Brief:
Which lines in the records below mention the word "your"? Copy each one out.

Given records:

===============

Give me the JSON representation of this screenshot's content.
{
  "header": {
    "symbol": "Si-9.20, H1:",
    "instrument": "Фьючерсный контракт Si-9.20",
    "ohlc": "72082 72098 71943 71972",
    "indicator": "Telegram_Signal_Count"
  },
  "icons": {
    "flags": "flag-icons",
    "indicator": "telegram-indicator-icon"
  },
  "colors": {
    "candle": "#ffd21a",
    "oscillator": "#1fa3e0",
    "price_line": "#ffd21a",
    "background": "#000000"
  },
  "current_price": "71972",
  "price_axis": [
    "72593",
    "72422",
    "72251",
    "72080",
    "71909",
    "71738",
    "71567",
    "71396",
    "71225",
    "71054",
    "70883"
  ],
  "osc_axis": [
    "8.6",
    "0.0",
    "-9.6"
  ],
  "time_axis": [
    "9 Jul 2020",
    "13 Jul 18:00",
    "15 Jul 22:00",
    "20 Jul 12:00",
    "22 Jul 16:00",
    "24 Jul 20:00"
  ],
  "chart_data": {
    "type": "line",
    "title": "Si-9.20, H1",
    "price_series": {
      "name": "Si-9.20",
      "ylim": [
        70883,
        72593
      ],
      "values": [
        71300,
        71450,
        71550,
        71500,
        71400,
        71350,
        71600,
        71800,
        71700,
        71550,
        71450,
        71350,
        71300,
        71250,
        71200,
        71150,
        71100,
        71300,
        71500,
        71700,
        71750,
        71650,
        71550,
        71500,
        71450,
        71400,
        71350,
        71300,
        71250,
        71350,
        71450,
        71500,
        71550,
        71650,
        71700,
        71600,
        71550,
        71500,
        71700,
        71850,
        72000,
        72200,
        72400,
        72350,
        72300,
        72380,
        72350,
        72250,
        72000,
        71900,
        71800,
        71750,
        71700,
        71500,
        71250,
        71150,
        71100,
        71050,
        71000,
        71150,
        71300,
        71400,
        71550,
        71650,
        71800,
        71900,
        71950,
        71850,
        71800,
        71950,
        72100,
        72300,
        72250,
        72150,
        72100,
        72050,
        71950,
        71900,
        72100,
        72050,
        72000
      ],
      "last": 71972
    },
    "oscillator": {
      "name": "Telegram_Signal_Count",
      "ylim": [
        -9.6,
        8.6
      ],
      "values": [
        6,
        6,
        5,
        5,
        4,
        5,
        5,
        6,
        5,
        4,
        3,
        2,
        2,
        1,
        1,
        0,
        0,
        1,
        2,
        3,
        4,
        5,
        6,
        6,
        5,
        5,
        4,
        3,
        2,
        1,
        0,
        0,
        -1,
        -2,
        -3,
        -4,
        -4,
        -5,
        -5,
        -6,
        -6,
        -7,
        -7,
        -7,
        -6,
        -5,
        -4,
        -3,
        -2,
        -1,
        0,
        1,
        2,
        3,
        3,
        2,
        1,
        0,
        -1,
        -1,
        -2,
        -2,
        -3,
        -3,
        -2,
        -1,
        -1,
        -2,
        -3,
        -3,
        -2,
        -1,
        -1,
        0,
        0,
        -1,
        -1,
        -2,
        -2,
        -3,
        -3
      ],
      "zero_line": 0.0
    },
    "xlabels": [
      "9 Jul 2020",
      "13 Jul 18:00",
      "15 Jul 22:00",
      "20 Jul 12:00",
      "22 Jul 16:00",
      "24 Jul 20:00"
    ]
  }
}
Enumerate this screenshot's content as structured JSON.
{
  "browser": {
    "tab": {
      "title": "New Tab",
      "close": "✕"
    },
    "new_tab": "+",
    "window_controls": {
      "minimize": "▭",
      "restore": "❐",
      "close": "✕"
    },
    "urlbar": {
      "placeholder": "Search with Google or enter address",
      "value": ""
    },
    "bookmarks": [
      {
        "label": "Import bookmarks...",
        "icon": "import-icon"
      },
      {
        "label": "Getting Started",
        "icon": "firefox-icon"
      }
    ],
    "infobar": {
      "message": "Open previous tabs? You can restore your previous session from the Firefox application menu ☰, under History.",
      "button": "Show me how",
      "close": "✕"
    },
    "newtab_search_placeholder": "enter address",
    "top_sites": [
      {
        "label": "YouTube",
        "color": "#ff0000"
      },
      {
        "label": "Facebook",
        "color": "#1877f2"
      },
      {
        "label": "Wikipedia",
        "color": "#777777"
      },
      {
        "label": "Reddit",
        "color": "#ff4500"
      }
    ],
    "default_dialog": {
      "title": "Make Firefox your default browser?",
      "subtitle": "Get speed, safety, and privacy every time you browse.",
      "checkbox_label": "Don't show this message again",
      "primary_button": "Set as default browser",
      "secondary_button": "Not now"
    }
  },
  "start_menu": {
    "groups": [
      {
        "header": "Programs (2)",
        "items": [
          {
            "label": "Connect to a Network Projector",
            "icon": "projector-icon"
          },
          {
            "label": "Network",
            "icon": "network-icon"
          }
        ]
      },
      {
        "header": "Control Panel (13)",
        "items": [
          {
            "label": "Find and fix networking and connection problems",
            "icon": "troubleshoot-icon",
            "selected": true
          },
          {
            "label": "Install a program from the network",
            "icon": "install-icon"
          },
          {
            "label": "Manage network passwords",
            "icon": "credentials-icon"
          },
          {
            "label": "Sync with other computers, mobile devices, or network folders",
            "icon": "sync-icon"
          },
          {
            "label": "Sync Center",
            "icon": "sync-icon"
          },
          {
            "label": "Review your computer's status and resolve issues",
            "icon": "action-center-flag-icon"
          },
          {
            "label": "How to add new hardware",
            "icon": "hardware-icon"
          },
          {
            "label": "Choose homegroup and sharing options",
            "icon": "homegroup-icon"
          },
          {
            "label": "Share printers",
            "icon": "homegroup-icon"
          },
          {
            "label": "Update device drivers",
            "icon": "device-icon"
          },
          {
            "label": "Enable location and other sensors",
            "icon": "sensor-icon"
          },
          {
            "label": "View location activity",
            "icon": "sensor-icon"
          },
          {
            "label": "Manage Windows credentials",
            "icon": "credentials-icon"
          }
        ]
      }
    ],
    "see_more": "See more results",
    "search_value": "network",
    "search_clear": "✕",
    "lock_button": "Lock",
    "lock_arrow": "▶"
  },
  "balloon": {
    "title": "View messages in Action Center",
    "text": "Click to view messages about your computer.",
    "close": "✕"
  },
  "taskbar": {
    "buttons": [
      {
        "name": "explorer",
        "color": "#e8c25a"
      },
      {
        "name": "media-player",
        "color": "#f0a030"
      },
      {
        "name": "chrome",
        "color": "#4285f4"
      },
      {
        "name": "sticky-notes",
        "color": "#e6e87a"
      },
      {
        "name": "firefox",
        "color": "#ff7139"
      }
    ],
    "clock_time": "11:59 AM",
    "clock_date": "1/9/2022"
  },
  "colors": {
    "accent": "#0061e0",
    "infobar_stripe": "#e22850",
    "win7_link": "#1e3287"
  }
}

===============

Task response:
      "message": "Open previous tabs? You can restore your previous session from the Firefox application menu ☰, under History.",
      "title": "Make Firefox your default browser?",
            "label": "Review your computer's status and resolve issues",
    "text": "Click to view messages about your computer.",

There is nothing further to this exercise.